Touch’em All

What does Touch’em All mean in Baseball?

The phrase “Touch’em all” in baseball is a colloquial expression signifying a significant achievement for any batter – hitting a home run. When a player makes solid contact with the ball and it sails over the outfield fence, they are granted the opportunity to jog around the bases. With each base touched, the player completes the circuit required to score a run for their team. The term encapsulates the essence of this triumph, praising the batter’s skillful execution that allowed them to round all bases without challenge.

This term carries an air of celebration and is often enthusiastically announced by commentators as soon as the ball clears the boundary of the field. The phrase etched its place in baseball history when broadcaster Tom Cheek commentated Joe Carter’s World Series-winning home run with an exclamatory “Touch ’em all, Joe!” Since then, the phrase has persisted as a staple in the lexicon of baseball, used to commend players who achieve the feat of a home run, acknowledging both their individual skill and the contribution to their team’s success.

Origin of ‘Touch’em All’

‘Touch’em All’ is a phrase deeply rooted in baseball history, primarily associated with the euphoria of hitting a home run.

Historical Context

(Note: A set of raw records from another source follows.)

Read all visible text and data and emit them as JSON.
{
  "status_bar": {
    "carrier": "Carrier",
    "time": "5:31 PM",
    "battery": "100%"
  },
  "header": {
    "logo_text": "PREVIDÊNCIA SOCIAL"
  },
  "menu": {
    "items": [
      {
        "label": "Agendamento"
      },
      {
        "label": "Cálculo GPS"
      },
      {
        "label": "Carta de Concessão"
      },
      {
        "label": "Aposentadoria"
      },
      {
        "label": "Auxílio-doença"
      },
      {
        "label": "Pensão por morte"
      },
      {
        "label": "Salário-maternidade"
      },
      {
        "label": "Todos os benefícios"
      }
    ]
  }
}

The term “Touch’em All” gained prominence in baseball parlance through a pivotal moment etched in sports history. On October 23, 1993, during Game 6 of the World Series, Toronto Blue Jays’ outfielder Joe Carter hit a decisive home run. It was this electrifying moment when Tom Cheek, the Blue Jays’ play-by-play announcer, immortalized the expression by exclaiming, “Touch ’em all, Joe!” as Carter rounded the bases.


The phrase “Touch’em All” refers to the mandatory act for a player who has hit a home run to round and touch all four bases—first, second, third, and finally home plate—to officially score the run. Its usage in commentary underscores the achievement, capturing the essence of the home run’s rarity and impact on the game. Over the years, “Touch’em All” has become synonymous with the celebration and acknowledgment of a batter’s success in executing one of baseball’s most thrilling plays.

Significance in Baseball

The phrase “Touch ’em All” holds a special place in the heart of baseball, symbolizing triumph, tradition, and the pursuit of excellence in the sport.

Home Run Celebration

In baseball, a home run signifies one of the game’s most exciting moments. When a player successfully hits the ball and it lands outside the park’s boundaries, they must run and physically touch all four bases to score. The act of touching all bases is a revered ritual and is fundamentally synonymous with the celebration of the achievement.

Broadcasting Use

Broadcasters often employ the term “Touch ’em All” during live games as a way to energetically announce a home run. Its use can be traced back to announcer Tom Cheek’s iconic call, “Touch ’em all, Joe,” celebrating a notable home run by Joe Carter in the World Series. The phrase adds a layer of excitement and has become an enduring part of baseball’s rich broadcast history.

Player Milestones

For players, the phrase not only represents the scoring of a run but can also be a marker of personal and career milestones. Hitting a home run is a significant achievement, and being told to “Touch ’em All” can denote a player’s accomplishment in the record books or a memorable moment in their baseball career.